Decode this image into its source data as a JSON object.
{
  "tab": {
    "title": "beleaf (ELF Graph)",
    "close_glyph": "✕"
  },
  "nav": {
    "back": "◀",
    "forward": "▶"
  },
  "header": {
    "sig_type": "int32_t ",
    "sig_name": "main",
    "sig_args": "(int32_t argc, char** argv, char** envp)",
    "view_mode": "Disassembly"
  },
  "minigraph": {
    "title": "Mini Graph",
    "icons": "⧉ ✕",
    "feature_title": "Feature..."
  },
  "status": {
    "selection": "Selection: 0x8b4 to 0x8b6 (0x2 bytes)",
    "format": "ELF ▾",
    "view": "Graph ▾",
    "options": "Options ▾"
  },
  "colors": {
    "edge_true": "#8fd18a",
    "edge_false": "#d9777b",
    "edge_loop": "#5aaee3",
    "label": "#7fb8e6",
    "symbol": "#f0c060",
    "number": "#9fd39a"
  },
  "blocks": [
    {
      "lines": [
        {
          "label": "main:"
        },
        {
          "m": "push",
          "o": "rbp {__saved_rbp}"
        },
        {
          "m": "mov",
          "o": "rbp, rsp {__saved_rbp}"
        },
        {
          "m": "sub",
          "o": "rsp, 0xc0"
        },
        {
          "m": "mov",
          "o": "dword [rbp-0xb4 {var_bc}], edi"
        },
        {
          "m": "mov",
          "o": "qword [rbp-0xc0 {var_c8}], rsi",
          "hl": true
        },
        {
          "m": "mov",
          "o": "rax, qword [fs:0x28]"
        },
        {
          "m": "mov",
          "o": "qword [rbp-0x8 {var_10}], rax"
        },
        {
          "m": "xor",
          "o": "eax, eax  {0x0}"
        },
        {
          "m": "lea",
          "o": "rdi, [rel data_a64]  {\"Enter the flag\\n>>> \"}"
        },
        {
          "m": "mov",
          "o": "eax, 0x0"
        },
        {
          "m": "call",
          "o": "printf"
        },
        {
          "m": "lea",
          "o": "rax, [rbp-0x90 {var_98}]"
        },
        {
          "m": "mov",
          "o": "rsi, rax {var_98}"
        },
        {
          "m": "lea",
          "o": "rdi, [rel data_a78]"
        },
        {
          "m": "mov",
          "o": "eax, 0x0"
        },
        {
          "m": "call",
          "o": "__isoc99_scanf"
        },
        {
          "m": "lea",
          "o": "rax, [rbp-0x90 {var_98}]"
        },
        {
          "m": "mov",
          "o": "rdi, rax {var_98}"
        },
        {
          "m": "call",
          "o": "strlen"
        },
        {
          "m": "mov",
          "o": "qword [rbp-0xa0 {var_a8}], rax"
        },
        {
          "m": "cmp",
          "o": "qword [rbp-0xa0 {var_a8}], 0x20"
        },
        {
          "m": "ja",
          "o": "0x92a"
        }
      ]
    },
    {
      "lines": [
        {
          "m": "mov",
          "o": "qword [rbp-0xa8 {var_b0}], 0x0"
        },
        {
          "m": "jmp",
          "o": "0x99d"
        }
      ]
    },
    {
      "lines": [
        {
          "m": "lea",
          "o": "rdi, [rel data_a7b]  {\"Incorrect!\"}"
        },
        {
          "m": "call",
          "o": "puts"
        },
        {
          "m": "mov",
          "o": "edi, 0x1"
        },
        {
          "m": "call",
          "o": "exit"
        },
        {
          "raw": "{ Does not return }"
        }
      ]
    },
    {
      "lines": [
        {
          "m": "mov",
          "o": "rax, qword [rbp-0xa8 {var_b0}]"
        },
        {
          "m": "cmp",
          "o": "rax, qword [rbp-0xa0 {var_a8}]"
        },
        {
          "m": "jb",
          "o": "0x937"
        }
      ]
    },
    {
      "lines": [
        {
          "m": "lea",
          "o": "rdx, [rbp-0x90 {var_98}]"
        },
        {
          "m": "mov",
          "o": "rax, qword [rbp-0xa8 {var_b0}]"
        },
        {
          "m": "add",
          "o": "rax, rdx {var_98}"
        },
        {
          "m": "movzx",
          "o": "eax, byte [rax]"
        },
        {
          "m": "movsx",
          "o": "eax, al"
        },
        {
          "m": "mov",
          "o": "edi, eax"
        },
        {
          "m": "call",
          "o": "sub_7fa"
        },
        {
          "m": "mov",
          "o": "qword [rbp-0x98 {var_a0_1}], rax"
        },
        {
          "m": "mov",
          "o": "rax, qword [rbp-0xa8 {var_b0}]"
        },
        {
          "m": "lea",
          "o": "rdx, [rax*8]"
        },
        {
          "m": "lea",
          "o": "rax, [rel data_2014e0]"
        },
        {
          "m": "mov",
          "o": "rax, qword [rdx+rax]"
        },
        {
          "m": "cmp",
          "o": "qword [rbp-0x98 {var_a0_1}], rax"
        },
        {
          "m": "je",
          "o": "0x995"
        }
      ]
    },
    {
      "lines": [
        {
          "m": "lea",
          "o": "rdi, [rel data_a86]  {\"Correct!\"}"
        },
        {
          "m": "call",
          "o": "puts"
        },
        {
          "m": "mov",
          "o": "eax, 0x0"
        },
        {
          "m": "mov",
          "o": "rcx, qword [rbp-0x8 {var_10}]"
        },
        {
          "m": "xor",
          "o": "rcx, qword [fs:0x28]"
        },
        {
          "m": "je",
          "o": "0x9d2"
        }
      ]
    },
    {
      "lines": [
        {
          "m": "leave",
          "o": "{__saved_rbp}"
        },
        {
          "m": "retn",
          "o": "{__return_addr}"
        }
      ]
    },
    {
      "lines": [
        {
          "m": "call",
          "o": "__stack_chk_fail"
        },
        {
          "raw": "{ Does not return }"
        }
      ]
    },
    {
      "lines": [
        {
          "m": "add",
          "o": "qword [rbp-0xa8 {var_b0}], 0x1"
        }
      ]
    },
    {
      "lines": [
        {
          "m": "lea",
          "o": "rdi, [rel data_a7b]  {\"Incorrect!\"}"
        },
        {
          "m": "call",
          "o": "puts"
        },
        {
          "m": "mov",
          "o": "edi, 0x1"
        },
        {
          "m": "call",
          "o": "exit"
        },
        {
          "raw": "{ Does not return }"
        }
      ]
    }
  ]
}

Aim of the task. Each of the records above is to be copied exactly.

Solution to this problem.
Decode this image into its source data as a JSON object.
{
  "tab": {
    "title": "beleaf (ELF Graph)",
    "close_glyph": "✕"
  },
  "nav": {
    "back": "◀",
    "forward": "▶"
  },
  "header": {
    "sig_type": "int32_t ",
    "sig_name": "main",
    "sig_args": "(int32_t argc, char** argv, char** envp)",
    "view_mode": "Disassembly"
  },
  "minigraph": {
    "title": "Mini Graph",
    "icons": "⧉ ✕",
    "feature_title": "Feature..."
  },
  "status": {
    "selection": "Selection: 0x8b4 to 0x8b6 (0x2 bytes)",
    "format": "ELF ▾",
    "view": "Graph ▾",
    "options": "Options ▾"
  },
  "colors": {
    "edge_true": "#8fd18a",
    "edge_false": "#d9777b",
    "edge_loop": "#5aaee3",
    "label": "#7fb8e6",
    "symbol": "#f0c060",
    "number": "#9fd39a"
  },
  "blocks": [
    {
      "lines": [
        {
          "label": "main:"
        },
        {
          "m": "push",
          "o": "rbp {__saved_rbp}"
        },
        {
          "m": "mov",
          "o": "rbp, rsp {__saved_rbp}"
        },
        {
          "m": "sub",
          "o": "rsp, 0xc0"
        },
        {
          "m": "mov",
          "o": "dword [rbp-0xb4 {var_bc}], edi"
        },
        {
          "m": "mov",
          "o": "qword [rbp-0xc0 {var_c8}], rsi",
          "hl": true
        },
        {
          "m": "mov",
          "o": "rax, qword [fs:0x28]"
        },
        {
          "m": "mov",
          "o": "qword [rbp-0x8 {var_10}], rax"
        },
        {
          "m": "xor",
          "o": "eax, eax  {0x0}"
        },
        {
          "m": "lea",
          "o": "rdi, [rel data_a64]  {\"Enter the flag\\n>>> \"}"
        },
        {
          "m": "mov",
          "o": "eax, 0x0"
        },
        {
          "m": "call",
          "o": "printf"
        },
        {
          "m": "lea",
          "o": "rax, [rbp-0x90 {var_98}]"
        },
        {
          "m": "mov",
          "o": "rsi, rax {var_98}"
        },
        {
          "m": "lea",
          "o": "rdi, [rel data_a78]"
        },
        {
          "m": "mov",
          "o": "eax, 0x0"
        },
        {
          "m": "call",
          "o": "__isoc99_scanf"
        },
        {
          "m": "lea",
          "o": "rax, [rbp-0x90 {var_98}]"
        },
        {
          "m": "mov",
          "o": "rdi, rax {var_98}"
        },
        {
          "m": "call",
          "o": "strlen"
        },
        {
          "m": "mov",
          "o": "qword [rbp-0xa0 {var_a8}], rax"
        },
        {
          "m": "cmp",
          "o": "qword [rbp-0xa0 {var_a8}], 0x20"
        },
        {
          "m": "ja",
          "o": "0x92a"
        }
      ]
    },
    {
      "lines": [
        {
          "m": "mov",
          "o": "qword [rbp-0xa8 {var_b0}], 0x0"
        },
        {
          "m": "jmp",
          "o": "0x99d"
        }
      ]
    },
    {
      "lines": [
        {
          "m": "lea",
          "o": "rdi, [rel data_a7b]  {\"Incorrect!\"}"
        },
        {
          "m": "call",
          "o": "puts"
        },
        {
          "m": "mov",
          "o": "edi, 0x1"
        },
        {
          "m": "call",
          "o": "exit"
        },
        {
          "raw": "{ Does not return }"
        }
      ]
    },
    {
      "lines": [
        {
          "m": "mov",
          "o": "rax, qword [rbp-0xa8 {var_b0}]"
        },
        {
          "m": "cmp",
          "o": "rax, qword [rbp-0xa0 {var_a8}]"
        },
        {
          "m": "jb",
          "o": "0x937"
        }
      ]
    },
    {
      "lines": [
        {
          "m": "lea",
          "o": "rdx, [rbp-0x90 {var_98}]"
        },
        {
          "m": "mov",
          "o": "rax, qword [rbp-0xa8 {var_b0}]"
        },
        {
          "m": "add",
          "o": "rax, rdx {var_98}"
        },
        {
          "m": "movzx",
          "o": "eax, byte [rax]"
        },
        {
          "m": "movsx",
          "o": "eax, al"
        },
        {
          "m": "mov",
          "o": "edi, eax"
        },
        {
          "m": "call",
          "o": "sub_7fa"
        },
        {
          "m": "mov",
          "o": "qword [rbp-0x98 {var_a0_1}], rax"
        },
        {
          "m": "mov",
          "o": "rax, qword [rbp-0xa8 {var_b0}]"
        },
        {
          "m": "lea",
          "o": "rdx, [rax*8]"
        },
        {
          "m": "lea",
          "o": "rax, [rel data_2014e0]"
        },
        {
          "m": "mov",
          "o": "rax, qword [rdx+rax]"
        },
        {
          "m": "cmp",
          "o": "qword [rbp-0x98 {var_a0_1}], rax"
        },
        {
          "m": "je",
          "o": "0x995"
        }
      ]
    },
    {
      "lines": [
        {
          "m": "lea",
          "o": "rdi, [rel data_a86]  {\"Correct!\"}"
        },
        {
          "m": "call",
          "o": "puts"
        },
        {
          "m": "mov",
          "o": "eax, 0x0"
        },
        {
          "m": "mov",
          "o": "rcx, qword [rbp-0x8 {var_10}]"
        },
        {
          "m": "xor",
          "o": "rcx, qword [fs:0x28]"
        },
        {
          "m": "je",
          "o": "0x9d2"
        }
      ]
    },
    {
      "lines": [
        {
          "m": "leave",
          "o": "{__saved_rbp}"
        },
        {
          "m": "retn",
          "o": "{__return_addr}"
        }
      ]
    },
    {
      "lines": [
        {
          "m": "call",
          "o": "__stack_chk_fail"
        },
        {
          "raw": "{ Does not return }"
        }
      ]
    },
    {
      "lines": [
        {
          "m": "add",
          "o": "qword [rbp-0xa8 {var_b0}], 0x1"
        }
      ]
    },
    {
      "lines": [
        {
          "m": "lea",
          "o": "rdi, [rel data_a7b]  {\"Incorrect!\"}"
        },
        {
          "m": "call",
          "o": "puts"
        },
        {
          "m": "mov",
          "o": "edi, 0x1"
        },
        {
          "m": "call",
          "o": "exit"
        },
        {
          "raw": "{ Does not return }"
        }
      ]
    }
  ]
}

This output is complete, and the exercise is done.